■ DATA LISTING:

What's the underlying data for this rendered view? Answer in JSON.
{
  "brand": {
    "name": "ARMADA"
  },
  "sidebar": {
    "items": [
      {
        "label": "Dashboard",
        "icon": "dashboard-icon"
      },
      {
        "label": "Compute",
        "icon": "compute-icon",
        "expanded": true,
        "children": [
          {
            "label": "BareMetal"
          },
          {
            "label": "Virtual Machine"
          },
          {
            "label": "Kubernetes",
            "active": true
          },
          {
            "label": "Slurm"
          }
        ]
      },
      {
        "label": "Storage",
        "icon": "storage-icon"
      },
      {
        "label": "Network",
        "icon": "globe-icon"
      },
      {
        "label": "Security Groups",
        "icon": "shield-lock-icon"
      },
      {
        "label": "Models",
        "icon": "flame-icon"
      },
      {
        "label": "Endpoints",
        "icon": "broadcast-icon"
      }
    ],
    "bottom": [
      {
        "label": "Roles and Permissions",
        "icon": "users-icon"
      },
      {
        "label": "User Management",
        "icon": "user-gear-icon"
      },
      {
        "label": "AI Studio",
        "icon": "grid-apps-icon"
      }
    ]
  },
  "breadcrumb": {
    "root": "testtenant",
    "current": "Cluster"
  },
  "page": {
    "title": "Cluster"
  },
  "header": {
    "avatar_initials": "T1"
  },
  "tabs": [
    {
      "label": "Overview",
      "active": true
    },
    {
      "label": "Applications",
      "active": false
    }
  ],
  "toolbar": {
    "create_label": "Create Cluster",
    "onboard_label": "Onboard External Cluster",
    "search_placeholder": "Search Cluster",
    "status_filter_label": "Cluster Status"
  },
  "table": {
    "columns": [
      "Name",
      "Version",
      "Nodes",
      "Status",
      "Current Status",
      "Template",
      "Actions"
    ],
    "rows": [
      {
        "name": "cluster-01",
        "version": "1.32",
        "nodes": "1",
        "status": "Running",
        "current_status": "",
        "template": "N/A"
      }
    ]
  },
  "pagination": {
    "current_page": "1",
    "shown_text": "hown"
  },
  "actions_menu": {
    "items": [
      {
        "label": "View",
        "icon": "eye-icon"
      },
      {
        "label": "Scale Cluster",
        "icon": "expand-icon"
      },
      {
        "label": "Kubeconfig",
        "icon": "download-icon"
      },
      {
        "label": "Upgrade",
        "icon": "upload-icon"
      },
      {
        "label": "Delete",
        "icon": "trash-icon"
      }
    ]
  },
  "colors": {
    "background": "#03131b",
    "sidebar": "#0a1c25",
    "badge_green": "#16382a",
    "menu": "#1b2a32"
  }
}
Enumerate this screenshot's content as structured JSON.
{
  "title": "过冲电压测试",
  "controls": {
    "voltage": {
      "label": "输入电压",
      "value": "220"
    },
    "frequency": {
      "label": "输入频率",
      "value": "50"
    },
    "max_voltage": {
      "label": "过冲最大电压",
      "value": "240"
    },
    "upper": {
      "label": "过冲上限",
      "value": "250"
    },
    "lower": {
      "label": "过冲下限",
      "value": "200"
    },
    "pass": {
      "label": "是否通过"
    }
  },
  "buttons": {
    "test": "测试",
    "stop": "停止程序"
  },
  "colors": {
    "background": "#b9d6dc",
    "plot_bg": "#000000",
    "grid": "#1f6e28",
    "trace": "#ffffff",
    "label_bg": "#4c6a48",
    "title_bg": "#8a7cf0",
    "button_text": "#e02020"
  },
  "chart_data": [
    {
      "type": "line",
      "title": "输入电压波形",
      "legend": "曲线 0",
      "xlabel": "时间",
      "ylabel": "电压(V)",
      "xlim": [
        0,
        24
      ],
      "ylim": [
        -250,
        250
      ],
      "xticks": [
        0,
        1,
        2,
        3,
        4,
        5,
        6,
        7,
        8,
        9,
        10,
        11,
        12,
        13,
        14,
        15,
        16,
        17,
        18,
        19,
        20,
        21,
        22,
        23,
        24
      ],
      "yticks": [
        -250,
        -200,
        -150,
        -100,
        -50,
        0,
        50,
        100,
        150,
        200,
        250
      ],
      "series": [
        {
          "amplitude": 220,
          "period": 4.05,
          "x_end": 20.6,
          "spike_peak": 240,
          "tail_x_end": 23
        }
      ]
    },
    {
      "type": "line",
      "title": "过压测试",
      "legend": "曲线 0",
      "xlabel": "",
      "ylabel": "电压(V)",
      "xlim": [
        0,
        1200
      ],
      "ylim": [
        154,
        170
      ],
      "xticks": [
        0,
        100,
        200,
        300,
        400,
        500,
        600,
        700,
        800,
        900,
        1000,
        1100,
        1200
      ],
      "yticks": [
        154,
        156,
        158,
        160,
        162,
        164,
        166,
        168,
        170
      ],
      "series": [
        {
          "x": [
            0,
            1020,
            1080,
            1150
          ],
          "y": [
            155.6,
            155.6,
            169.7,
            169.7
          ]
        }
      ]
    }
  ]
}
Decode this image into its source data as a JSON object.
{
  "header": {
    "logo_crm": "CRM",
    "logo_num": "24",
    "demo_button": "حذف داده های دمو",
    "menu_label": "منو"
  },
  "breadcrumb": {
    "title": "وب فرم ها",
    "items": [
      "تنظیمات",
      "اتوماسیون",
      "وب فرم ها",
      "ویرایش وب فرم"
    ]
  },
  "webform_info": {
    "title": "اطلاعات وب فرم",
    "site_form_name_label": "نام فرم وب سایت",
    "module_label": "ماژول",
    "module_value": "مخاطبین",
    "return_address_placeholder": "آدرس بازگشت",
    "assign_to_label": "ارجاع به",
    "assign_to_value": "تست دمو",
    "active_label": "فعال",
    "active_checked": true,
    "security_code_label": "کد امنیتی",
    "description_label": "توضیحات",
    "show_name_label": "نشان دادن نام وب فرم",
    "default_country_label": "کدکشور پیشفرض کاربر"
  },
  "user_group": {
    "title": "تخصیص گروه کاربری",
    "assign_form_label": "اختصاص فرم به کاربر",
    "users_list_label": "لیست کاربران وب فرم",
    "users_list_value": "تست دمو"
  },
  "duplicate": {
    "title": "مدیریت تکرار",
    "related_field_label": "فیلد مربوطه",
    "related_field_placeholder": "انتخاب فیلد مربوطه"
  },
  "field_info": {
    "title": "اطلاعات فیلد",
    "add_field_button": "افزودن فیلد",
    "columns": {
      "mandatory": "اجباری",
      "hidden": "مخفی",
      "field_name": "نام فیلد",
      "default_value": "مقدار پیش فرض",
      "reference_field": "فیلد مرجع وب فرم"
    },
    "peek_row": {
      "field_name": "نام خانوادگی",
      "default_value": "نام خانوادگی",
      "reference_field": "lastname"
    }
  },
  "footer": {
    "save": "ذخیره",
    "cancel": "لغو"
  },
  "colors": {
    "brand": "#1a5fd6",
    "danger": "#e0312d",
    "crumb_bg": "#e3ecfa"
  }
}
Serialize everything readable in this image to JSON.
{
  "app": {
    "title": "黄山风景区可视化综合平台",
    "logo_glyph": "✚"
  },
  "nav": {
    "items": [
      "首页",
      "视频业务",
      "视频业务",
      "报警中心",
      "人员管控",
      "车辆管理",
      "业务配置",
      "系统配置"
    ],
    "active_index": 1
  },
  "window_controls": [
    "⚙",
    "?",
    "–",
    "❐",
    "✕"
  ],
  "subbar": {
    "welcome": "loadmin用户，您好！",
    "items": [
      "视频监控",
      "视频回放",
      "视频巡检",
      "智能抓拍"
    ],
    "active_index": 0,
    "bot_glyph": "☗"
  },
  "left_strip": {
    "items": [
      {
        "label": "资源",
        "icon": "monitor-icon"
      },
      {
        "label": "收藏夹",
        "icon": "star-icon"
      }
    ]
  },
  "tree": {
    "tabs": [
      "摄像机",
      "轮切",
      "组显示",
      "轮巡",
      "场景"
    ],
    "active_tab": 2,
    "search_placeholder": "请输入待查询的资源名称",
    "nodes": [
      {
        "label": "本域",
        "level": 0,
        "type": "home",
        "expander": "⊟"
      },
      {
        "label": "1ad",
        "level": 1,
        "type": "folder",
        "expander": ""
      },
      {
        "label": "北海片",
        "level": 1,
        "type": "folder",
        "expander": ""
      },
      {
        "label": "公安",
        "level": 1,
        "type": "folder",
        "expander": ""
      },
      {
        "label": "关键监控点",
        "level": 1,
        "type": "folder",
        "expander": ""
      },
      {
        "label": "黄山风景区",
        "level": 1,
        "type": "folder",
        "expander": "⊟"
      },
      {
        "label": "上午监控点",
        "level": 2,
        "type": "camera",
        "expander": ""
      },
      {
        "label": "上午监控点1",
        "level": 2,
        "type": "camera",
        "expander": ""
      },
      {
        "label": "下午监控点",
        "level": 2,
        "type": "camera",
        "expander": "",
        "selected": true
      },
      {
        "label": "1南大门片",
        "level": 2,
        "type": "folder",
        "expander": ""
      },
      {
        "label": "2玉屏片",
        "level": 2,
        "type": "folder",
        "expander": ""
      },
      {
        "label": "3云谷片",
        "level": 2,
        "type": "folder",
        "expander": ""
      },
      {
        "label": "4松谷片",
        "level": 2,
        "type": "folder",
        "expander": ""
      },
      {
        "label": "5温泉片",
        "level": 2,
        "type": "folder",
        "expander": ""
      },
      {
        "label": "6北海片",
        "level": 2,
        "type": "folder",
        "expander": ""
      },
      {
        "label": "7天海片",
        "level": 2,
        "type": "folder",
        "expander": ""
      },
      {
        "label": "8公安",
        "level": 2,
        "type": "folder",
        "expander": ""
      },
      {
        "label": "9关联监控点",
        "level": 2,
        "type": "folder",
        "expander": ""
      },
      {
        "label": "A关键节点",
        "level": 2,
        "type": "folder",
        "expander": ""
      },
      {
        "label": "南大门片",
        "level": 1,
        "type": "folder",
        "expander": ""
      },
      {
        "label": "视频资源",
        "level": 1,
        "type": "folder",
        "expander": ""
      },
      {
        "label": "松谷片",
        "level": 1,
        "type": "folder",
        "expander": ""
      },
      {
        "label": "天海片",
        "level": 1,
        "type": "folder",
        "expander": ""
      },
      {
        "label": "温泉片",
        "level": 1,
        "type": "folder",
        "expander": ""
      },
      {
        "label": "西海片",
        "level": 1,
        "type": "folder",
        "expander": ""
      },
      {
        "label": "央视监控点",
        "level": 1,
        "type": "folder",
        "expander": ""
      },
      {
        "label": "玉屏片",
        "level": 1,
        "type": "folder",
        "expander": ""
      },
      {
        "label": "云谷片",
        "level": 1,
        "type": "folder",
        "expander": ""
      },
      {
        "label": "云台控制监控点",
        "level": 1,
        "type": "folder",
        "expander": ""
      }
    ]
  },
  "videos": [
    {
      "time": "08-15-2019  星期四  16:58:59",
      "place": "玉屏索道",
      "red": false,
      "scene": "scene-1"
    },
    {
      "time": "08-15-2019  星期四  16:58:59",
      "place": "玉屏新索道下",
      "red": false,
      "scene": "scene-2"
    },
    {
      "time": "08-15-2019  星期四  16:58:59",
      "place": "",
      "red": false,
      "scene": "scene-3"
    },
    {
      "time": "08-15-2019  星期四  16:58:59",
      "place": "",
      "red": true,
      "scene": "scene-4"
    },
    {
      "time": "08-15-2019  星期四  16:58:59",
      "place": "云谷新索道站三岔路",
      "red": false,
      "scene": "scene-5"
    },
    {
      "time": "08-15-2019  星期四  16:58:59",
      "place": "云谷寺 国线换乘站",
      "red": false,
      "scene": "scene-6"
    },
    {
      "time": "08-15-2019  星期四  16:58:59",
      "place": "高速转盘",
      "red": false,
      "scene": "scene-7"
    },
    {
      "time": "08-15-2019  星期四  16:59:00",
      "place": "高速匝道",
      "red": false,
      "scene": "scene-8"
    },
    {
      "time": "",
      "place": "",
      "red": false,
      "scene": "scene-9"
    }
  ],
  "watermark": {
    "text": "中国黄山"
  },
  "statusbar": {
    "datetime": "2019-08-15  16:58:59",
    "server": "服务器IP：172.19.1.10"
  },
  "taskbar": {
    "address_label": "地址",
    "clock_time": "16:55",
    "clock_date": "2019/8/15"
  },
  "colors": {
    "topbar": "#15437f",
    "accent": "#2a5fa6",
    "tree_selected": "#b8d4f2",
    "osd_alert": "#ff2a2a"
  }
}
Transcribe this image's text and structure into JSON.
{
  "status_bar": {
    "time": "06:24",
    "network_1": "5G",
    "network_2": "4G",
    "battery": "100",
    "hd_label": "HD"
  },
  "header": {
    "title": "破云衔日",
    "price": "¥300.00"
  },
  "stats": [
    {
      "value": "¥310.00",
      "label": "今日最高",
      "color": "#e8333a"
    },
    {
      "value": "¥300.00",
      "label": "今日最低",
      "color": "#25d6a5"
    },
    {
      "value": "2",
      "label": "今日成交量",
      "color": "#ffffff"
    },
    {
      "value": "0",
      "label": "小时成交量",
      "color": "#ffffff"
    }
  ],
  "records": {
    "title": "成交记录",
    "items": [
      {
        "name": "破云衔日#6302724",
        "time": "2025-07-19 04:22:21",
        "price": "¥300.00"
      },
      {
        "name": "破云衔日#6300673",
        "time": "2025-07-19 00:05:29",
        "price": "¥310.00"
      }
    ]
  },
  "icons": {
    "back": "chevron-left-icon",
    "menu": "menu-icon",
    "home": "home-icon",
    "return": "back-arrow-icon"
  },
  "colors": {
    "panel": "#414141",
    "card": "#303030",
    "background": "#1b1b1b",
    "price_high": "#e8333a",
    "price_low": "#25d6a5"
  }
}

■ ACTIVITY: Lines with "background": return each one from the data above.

■ PROBLEM SOLUTION:
    "background": "#03131b",
    "background": "#b9d6dc",
    "background": "#1b1b1b",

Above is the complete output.